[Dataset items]
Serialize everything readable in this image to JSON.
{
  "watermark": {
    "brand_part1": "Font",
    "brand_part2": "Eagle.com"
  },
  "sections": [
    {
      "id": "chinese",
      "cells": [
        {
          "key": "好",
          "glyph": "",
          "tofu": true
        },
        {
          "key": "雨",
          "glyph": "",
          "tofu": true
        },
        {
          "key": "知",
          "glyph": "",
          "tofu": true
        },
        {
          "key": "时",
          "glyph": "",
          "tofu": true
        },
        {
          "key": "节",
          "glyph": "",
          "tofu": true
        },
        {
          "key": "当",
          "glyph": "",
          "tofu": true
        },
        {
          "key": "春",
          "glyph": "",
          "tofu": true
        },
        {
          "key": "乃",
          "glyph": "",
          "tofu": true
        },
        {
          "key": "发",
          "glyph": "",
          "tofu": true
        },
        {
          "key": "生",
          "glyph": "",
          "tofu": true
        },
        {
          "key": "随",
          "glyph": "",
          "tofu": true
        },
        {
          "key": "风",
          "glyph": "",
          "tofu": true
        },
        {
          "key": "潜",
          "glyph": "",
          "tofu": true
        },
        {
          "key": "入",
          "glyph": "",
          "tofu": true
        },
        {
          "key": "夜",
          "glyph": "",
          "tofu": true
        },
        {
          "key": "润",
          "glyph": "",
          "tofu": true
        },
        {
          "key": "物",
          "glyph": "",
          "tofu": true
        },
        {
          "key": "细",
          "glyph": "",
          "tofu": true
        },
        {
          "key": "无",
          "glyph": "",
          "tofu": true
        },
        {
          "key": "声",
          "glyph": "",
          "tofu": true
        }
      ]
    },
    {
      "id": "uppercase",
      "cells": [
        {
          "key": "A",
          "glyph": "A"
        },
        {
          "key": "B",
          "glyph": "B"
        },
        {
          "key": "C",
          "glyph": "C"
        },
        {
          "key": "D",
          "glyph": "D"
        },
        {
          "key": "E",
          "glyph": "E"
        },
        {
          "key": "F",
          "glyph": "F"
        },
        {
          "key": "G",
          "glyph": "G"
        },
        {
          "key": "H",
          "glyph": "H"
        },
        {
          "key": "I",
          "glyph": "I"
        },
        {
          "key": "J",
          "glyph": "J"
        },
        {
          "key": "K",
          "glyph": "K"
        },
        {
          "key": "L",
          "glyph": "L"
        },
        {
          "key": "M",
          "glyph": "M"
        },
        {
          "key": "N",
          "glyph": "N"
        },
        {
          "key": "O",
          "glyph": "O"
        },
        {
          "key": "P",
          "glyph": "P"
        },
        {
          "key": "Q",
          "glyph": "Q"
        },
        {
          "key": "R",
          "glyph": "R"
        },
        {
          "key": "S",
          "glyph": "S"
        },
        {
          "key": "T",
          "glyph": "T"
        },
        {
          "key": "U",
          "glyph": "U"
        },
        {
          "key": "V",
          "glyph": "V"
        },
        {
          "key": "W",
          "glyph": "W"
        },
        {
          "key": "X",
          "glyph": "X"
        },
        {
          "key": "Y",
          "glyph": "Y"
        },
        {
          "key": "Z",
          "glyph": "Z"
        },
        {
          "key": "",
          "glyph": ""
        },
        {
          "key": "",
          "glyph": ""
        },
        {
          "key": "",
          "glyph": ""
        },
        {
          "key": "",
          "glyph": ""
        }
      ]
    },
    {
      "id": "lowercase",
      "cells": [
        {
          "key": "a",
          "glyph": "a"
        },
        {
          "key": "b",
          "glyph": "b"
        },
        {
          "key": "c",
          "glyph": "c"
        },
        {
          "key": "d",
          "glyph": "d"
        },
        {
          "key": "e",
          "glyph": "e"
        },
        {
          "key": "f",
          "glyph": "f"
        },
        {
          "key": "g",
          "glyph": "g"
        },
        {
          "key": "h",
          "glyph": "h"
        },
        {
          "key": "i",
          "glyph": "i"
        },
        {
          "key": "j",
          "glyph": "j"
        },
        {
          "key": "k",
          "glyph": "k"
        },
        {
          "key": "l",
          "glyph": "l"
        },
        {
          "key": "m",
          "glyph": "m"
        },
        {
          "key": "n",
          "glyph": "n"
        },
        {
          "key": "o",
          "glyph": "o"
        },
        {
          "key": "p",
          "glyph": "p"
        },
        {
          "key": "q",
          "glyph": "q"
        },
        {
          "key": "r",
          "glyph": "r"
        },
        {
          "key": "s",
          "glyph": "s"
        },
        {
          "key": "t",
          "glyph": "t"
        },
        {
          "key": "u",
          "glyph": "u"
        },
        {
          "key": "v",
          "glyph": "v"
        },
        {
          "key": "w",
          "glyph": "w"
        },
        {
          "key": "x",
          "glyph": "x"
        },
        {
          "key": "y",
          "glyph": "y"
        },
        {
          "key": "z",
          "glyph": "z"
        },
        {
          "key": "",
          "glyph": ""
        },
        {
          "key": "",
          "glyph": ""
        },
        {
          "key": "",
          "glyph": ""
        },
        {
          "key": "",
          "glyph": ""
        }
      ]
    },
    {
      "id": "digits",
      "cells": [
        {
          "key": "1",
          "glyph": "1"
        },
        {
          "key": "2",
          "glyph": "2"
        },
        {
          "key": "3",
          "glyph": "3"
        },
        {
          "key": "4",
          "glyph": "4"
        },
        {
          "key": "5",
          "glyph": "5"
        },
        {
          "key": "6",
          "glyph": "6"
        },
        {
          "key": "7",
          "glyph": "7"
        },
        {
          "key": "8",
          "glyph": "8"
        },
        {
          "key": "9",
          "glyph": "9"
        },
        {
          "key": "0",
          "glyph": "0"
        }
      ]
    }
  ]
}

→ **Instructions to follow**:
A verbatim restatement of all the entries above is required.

→ **Answer area**:
Serialize everything readable in this image to JSON.
{
  "watermark": {
    "brand_part1": "Font",
    "brand_part2": "Eagle.com"
  },
  "sections": [
    {
      "id": "chinese",
      "cells": [
        {
          "key": "好",
          "glyph": "",
          "tofu": true
        },
        {
          "key": "雨",
          "glyph": "",
          "tofu": true
        },
        {
          "key": "知",
          "glyph": "",
          "tofu": true
        },
        {
          "key": "时",
          "glyph": "",
          "tofu": true
        },
        {
          "key": "节",
          "glyph": "",
          "tofu": true
        },
        {
          "key": "当",
          "glyph": "",
          "tofu": true
        },
        {
          "key": "春",
          "glyph": "",
          "tofu": true
        },
        {
          "key": "乃",
          "glyph": "",
          "tofu": true
        },
        {
          "key": "发",
          "glyph": "",
          "tofu": true
        },
        {
          "key": "生",
          "glyph": "",
          "tofu": true
        },
        {
          "key": "随",
          "glyph": "",
          "tofu": true
        },
        {
          "key": "风",
          "glyph": "",
          "tofu": true
        },
        {
          "key": "潜",
          "glyph": "",
          "tofu": true
        },
        {
          "key": "入",
          "glyph": "",
          "tofu": true
        },
        {
          "key": "夜",
          "glyph": "",
          "tofu": true
        },
        {
          "key": "润",
          "glyph": "",
          "tofu": true
        },
        {
          "key": "物",
          "glyph": "",
          "tofu": true
        },
        {
          "key": "细",
          "glyph": "",
          "tofu": true
        },
        {
          "key": "无",
          "glyph": "",
          "tofu": true
        },
        {
          "key": "声",
          "glyph": "",
          "tofu": true
        }
      ]
    },
    {
      "id": "uppercase",
      "cells": [
        {
          "key": "A",
          "glyph": "A"
        },
        {
          "key": "B",
          "glyph": "B"
        },
        {
          "key": "C",
          "glyph": "C"
        },
        {
          "key": "D",
          "glyph": "D"
        },
        {
          "key": "E",
          "glyph": "E"
        },
        {
          "key": "F",
          "glyph": "F"
        },
        {
          "key": "G",
          "glyph": "G"
        },
        {
          "key": "H",
          "glyph": "H"
        },
        {
          "key": "I",
          "glyph": "I"
        },
        {
          "key": "J",
          "glyph": "J"
        },
        {
          "key": "K",
          "glyph": "K"
        },
        {
          "key": "L",
          "glyph": "L"
        },
        {
          "key": "M",
          "glyph": "M"
        },
        {
          "key": "N",
          "glyph": "N"
        },
        {
          "key": "O",
          "glyph": "O"
        },
        {
          "key": "P",
          "glyph": "P"
        },
        {
          "key": "Q",
          "glyph": "Q"
        },
        {
          "key": "R",
          "glyph": "R"
        },
        {
          "key": "S",
          "glyph": "S"
        },
        {
          "key": "T",
          "glyph": "T"
        },
        {
          "key": "U",
          "glyph": "U"
        },
        {
          "key": "V",
          "glyph": "V"
        },
        {
          "key": "W",
          "glyph": "W"
        },
        {
          "key": "X",
          "glyph": "X"
        },
        {
          "key": "Y",
          "glyph": "Y"
        },
        {
          "key": "Z",
          "glyph": "Z"
        },
        {
          "key": "",
          "glyph": ""
        },
        {
          "key": "",
          "glyph": ""
        },
        {
          "key": "",
          "glyph": ""
        },
        {
          "key": "",
          "glyph": ""
        }
      ]
    },
    {
      "id": "lowercase",
      "cells": [
        {
          "key": "a",
          "glyph": "a"
        },
        {
          "key": "b",
          "glyph": "b"
        },
        {
          "key": "c",
          "glyph": "c"
        },
        {
          "key": "d",
          "glyph": "d"
        },
        {
          "key": "e",
          "glyph": "e"
        },
        {
          "key": "f",
          "glyph": "f"
        },
        {
          "key": "g",
          "glyph": "g"
        },
        {
          "key": "h",
          "glyph": "h"
        },
        {
          "key": "i",
          "glyph": "i"
        },
        {
          "key": "j",
          "glyph": "j"
        },
        {
          "key": "k",
          "glyph": "k"
        },
        {
          "key": "l",
          "glyph": "l"
        },
        {
          "key": "m",
          "glyph": "m"
        },
        {
          "key": "n",
          "glyph": "n"
        },
        {
          "key": "o",
          "glyph": "o"
        },
        {
          "key": "p",
          "glyph": "p"
        },
        {
          "key": "q",
          "glyph": "q"
        },
        {
          "key": "r",
          "glyph": "r"
        },
        {
          "key": "s",
          "glyph": "s"
        },
        {
          "key": "t",
          "glyph": "t"
        },
        {
          "key": "u",
          "glyph": "u"
        },
        {
          "key": "v",
          "glyph": "v"
        },
        {
          "key": "w",
          "glyph": "w"
        },
        {
          "key": "x",
          "glyph": "x"
        },
        {
          "key": "y",
          "glyph": "y"
        },
        {
          "key": "z",
          "glyph": "z"
        },
        {
          "key": "",
          "glyph": ""
        },
        {
          "key": "",
          "glyph": ""
        },
        {
          "key": "",
          "glyph": ""
        },
        {
          "key": "",
          "glyph": ""
        }
      ]
    },
    {
      "id": "digits",
      "cells": [
        {
          "key": "1",
          "glyph": "1"
        },
        {
          "key": "2",
          "glyph": "2"
        },
        {
          "key": "3",
          "glyph": "3"
        },
        {
          "key": "4",
          "glyph": "4"
        },
        {
          "key": "5",
          "glyph": "5"
        },
        {
          "key": "6",
          "glyph": "6"
        },
        {
          "key": "7",
          "glyph": "7"
        },
        {
          "key": "8",
          "glyph": "8"
        },
        {
          "key": "9",
          "glyph": "9"
        },
        {
          "key": "0",
          "glyph": "0"
        }
      ]
    }
  ]
}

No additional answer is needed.